§ **WHAT TO WORK ON**: Exactly as written, give back every record below.
Content starts
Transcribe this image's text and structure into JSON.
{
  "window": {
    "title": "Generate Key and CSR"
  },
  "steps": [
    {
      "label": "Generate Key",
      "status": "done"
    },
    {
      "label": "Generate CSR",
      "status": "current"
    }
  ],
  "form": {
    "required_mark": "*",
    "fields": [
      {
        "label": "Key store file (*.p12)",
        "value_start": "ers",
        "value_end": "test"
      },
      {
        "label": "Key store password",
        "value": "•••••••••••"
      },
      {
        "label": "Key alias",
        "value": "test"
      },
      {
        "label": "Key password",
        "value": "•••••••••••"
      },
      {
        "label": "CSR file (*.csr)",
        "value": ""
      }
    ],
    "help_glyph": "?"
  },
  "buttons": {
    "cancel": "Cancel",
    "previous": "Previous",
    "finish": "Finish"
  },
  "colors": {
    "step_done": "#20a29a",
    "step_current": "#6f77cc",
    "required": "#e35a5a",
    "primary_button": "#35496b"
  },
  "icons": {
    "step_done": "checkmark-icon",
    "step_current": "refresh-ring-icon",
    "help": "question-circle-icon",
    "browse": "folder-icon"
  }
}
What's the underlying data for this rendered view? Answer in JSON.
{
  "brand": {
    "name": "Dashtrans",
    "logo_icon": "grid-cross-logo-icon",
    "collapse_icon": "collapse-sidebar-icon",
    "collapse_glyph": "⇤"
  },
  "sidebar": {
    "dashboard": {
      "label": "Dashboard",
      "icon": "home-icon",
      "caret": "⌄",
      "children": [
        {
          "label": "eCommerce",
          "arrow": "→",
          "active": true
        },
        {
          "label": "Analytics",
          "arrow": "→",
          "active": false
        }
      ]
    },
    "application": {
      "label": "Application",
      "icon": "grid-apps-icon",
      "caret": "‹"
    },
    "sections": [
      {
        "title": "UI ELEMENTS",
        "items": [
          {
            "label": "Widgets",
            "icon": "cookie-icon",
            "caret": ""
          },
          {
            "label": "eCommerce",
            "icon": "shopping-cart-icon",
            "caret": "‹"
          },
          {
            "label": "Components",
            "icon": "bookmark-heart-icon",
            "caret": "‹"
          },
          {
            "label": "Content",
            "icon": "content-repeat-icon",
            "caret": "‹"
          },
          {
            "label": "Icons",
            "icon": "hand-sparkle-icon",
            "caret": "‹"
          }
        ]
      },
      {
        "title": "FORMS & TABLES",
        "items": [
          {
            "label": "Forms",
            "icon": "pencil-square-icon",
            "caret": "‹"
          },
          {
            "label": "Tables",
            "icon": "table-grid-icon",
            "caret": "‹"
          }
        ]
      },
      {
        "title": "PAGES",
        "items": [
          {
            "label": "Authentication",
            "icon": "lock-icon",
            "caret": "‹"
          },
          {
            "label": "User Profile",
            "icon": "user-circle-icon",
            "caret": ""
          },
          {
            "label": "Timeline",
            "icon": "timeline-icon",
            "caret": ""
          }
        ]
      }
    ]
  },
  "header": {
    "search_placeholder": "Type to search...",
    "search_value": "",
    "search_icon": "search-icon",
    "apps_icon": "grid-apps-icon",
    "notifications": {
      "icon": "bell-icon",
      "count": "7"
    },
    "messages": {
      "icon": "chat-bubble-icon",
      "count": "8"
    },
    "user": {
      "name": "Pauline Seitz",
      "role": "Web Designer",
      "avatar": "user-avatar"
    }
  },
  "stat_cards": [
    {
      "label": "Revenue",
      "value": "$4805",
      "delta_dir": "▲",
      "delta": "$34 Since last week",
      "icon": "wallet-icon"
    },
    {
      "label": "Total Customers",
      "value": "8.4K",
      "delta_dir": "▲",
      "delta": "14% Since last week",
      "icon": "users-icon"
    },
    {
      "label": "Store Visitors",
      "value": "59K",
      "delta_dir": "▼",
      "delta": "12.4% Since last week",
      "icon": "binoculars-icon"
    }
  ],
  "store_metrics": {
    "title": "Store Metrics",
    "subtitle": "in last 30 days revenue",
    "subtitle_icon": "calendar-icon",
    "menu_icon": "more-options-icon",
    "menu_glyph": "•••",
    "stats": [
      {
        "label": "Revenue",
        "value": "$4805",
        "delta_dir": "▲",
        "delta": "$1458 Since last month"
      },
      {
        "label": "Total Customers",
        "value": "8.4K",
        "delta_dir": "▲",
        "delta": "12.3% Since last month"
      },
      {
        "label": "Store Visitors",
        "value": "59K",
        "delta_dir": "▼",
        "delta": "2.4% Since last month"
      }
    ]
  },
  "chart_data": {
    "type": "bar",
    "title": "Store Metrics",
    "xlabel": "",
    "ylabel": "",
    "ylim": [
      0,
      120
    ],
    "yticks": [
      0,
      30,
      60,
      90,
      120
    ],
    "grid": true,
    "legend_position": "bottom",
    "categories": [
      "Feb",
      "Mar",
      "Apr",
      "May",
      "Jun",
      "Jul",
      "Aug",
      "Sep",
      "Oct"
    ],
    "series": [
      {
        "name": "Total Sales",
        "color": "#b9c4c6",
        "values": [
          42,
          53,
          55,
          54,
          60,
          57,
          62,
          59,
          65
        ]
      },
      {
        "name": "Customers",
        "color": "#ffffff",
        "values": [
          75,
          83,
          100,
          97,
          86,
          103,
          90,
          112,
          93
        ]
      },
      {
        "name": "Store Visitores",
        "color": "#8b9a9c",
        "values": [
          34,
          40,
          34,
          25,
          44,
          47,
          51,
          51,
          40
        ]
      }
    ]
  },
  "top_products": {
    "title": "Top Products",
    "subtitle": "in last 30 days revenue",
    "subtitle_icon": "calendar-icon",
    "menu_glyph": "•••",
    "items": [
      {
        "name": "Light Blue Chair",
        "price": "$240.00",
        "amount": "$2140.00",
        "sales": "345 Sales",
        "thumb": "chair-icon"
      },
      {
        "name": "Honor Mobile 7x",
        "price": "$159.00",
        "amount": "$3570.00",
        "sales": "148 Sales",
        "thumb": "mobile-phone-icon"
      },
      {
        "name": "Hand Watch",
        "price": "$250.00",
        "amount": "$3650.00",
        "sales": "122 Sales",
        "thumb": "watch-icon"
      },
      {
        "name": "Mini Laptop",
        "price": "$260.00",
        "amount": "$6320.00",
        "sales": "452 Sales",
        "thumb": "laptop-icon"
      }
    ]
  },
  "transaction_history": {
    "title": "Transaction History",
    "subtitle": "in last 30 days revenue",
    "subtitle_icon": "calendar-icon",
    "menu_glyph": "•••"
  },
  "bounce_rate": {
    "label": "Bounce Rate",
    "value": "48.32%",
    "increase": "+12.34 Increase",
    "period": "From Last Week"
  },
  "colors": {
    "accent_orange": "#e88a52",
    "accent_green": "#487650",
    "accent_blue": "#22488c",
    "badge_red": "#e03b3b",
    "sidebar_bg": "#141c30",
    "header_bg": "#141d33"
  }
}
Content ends
§ **YOUR SOLUTION**:
Transcribe this image's text and structure into JSON.
{
  "window": {
    "title": "Generate Key and CSR"
  },
  "steps": [
    {
      "label": "Generate Key",
      "status": "done"
    },
    {
      "label": "Generate CSR",
      "status": "current"
    }
  ],
  "form": {
    "required_mark": "*",
    "fields": [
      {
        "label": "Key store file (*.p12)",
        "value_start": "ers",
        "value_end": "test"
      },
      {
        "label": "Key store password",
        "value": "•••••••••••"
      },
      {
        "label": "Key alias",
        "value": "test"
      },
      {
        "label": "Key password",
        "value": "•••••••••••"
      },
      {
        "label": "CSR file (*.csr)",
        "value": ""
      }
    ],
    "help_glyph": "?"
  },
  "buttons": {
    "cancel": "Cancel",
    "previous": "Previous",
    "finish": "Finish"
  },
  "colors": {
    "step_done": "#20a29a",
    "step_current": "#6f77cc",
    "required": "#e35a5a",
    "primary_button": "#35496b"
  },
  "icons": {
    "step_done": "checkmark-icon",
    "step_current": "refresh-ring-icon",
    "help": "question-circle-icon",
    "browse": "folder-icon"
  }
}
What's the underlying data for this rendered view? Answer in JSON.
{
  "brand": {
    "name": "Dashtrans",
    "logo_icon": "grid-cross-logo-icon",
    "collapse_icon": "collapse-sidebar-icon",
    "collapse_glyph": "⇤"
  },
  "sidebar": {
    "dashboard": {
      "label": "Dashboard",
      "icon": "home-icon",
      "caret": "⌄",
      "children": [
        {
          "label": "eCommerce",
          "arrow": "→",
          "active": true
        },
        {
          "label": "Analytics",
          "arrow": "→",
          "active": false
        }
      ]
    },
    "application": {
      "label": "Application",
      "icon": "grid-apps-icon",
      "caret": "‹"
    },
    "sections": [
      {
        "title": "UI ELEMENTS",
        "items": [
          {
            "label": "Widgets",
            "icon": "cookie-icon",
            "caret": ""
          },
          {
            "label": "eCommerce",
            "icon": "shopping-cart-icon",
            "caret": "‹"
          },
          {
            "label": "Components",
            "icon": "bookmark-heart-icon",
            "caret": "‹"
          },
          {
            "label": "Content",
            "icon": "content-repeat-icon",
            "caret": "‹"
          },
          {
            "label": "Icons",
            "icon": "hand-sparkle-icon",
            "caret": "‹"
          }
        ]
      },
      {
        "title": "FORMS & TABLES",
        "items": [
          {
            "label": "Forms",
            "icon": "pencil-square-icon",
            "caret": "‹"
          },
          {
            "label": "Tables",
            "icon": "table-grid-icon",
            "caret": "‹"
          }
        ]
      },
      {
        "title": "PAGES",
        "items": [
          {
            "label": "Authentication",
            "icon": "lock-icon",
            "caret": "‹"
          },
          {
            "label": "User Profile",
            "icon": "user-circle-icon",
            "caret": ""
          },
          {
            "label": "Timeline",
            "icon": "timeline-icon",
            "caret": ""
          }
        ]
      }
    ]
  },
  "header": {
    "search_placeholder": "Type to search...",
    "search_value": "",
    "search_icon": "search-icon",
    "apps_icon": "grid-apps-icon",
    "notifications": {
      "icon": "bell-icon",
      "count": "7"
    },
    "messages": {
      "icon": "chat-bubble-icon",
      "count": "8"
    },
    "user": {
      "name": "Pauline Seitz",
      "role": "Web Designer",
      "avatar": "user-avatar"
    }
  },
  "stat_cards": [
    {
      "label": "Revenue",
      "value": "$4805",
      "delta_dir": "▲",
      "delta": "$34 Since last week",
      "icon": "wallet-icon"
    },
    {
      "label": "Total Customers",
      "value": "8.4K",
      "delta_dir": "▲",
      "delta": "14% Since last week",
      "icon": "users-icon"
    },
    {
      "label": "Store Visitors",
      "value": "59K",
      "delta_dir": "▼",
      "delta": "12.4% Since last week",
      "icon": "binoculars-icon"
    }
  ],
  "store_metrics": {
    "title": "Store Metrics",
    "subtitle": "in last 30 days revenue",
    "subtitle_icon": "calendar-icon",
    "menu_icon": "more-options-icon",
    "menu_glyph": "•••",
    "stats": [
      {
        "label": "Revenue",
        "value": "$4805",
        "delta_dir": "▲",
        "delta": "$1458 Since last month"
      },
      {
        "label": "Total Customers",
        "value": "8.4K",
        "delta_dir": "▲",
        "delta": "12.3% Since last month"
      },
      {
        "label": "Store Visitors",
        "value": "59K",
        "delta_dir": "▼",
        "delta": "2.4% Since last month"
      }
    ]
  },
  "chart_data": {
    "type": "bar",
    "title": "Store Metrics",
    "xlabel": "",
    "ylabel": "",
    "ylim": [
      0,
      120
    ],
    "yticks": [
      0,
      30,
      60,
      90,
      120
    ],
    "grid": true,
    "legend_position": "bottom",
    "categories": [
      "Feb",
      "Mar",
      "Apr",
      "May",
      "Jun",
      "Jul",
      "Aug",
      "Sep",
      "Oct"
    ],
    "series": [
      {
        "name": "Total Sales",
        "color": "#b9c4c6",
        "values": [
          42,
          53,
          55,
          54,
          60,
          57,
          62,
          59,
          65
        ]
      },
      {
        "name": "Customers",
        "color": "#ffffff",
        "values": [
          75,
          83,
          100,
          97,
          86,
          103,
          90,
          112,
          93
        ]
      },
      {
        "name": "Store Visitores",
        "color": "#8b9a9c",
        "values": [
          34,
          40,
          34,
          25,
          44,
          47,
          51,
          51,
          40
        ]
      }
    ]
  },
  "top_products": {
    "title": "Top Products",
    "subtitle": "in last 30 days revenue",
    "subtitle_icon": "calendar-icon",
    "menu_glyph": "•••",
    "items": [
      {
        "name": "Light Blue Chair",
        "price": "$240.00",
        "amount": "$2140.00",
        "sales": "345 Sales",
        "thumb": "chair-icon"
      },
      {
        "name": "Honor Mobile 7x",
        "price": "$159.00",
        "amount": "$3570.00",
        "sales": "148 Sales",
        "thumb": "mobile-phone-icon"
      },
      {
        "name": "Hand Watch",
        "price": "$250.00",
        "amount": "$3650.00",
        "sales": "122 Sales",
        "thumb": "watch-icon"
      },
      {
        "name": "Mini Laptop",
        "price": "$260.00",
        "amount": "$6320.00",
        "sales": "452 Sales",
        "thumb": "laptop-icon"
      }
    ]
  },
  "transaction_history": {
    "title": "Transaction History",
    "subtitle": "in last 30 days revenue",
    "subtitle_icon": "calendar-icon",
    "menu_glyph": "•••"
  },
  "bounce_rate": {
    "label": "Bounce Rate",
    "value": "48.32%",
    "increase": "+12.34 Increase",
    "period": "From Last Week"
  },
  "colors": {
    "accent_orange": "#e88a52",
    "accent_green": "#487650",
    "accent_blue": "#22488c",
    "badge_red": "#e03b3b",
    "sidebar_bg": "#141c30",
    "header_bg": "#141d33"
  }
}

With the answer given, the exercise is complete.